Description of the task — In the data that follows, count each line with the string "title"; the reply is the number only.

Input section start

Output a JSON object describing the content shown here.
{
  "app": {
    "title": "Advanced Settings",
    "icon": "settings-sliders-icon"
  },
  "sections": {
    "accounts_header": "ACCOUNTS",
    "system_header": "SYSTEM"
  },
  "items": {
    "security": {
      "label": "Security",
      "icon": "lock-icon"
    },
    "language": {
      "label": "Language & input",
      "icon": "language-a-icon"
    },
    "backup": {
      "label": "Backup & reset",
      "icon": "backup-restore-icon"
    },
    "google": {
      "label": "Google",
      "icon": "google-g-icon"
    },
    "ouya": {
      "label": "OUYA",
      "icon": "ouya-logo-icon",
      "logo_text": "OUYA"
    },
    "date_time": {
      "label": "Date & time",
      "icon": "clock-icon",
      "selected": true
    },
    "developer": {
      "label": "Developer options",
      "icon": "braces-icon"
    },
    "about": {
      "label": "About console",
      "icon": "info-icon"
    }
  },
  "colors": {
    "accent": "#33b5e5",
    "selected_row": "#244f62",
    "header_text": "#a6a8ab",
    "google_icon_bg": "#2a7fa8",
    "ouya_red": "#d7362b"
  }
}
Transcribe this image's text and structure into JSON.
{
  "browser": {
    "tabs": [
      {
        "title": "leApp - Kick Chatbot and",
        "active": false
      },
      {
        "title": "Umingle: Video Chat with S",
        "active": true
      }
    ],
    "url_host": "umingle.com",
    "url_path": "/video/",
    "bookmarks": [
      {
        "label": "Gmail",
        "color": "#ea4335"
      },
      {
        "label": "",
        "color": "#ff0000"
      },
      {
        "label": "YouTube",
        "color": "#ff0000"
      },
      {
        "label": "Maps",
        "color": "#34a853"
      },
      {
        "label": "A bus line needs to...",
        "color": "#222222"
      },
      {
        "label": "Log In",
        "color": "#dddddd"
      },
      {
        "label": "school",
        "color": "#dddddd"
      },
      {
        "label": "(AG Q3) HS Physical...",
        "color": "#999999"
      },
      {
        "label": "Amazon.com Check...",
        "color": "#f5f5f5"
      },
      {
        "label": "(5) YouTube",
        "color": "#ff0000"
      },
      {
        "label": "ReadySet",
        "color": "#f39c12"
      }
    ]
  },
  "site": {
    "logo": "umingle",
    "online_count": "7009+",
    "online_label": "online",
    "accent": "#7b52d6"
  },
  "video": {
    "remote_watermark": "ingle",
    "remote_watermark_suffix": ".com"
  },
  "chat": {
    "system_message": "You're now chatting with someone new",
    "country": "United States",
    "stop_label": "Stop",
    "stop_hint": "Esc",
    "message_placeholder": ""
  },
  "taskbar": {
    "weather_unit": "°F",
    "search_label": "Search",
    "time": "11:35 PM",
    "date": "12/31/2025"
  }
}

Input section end

Answer section — 3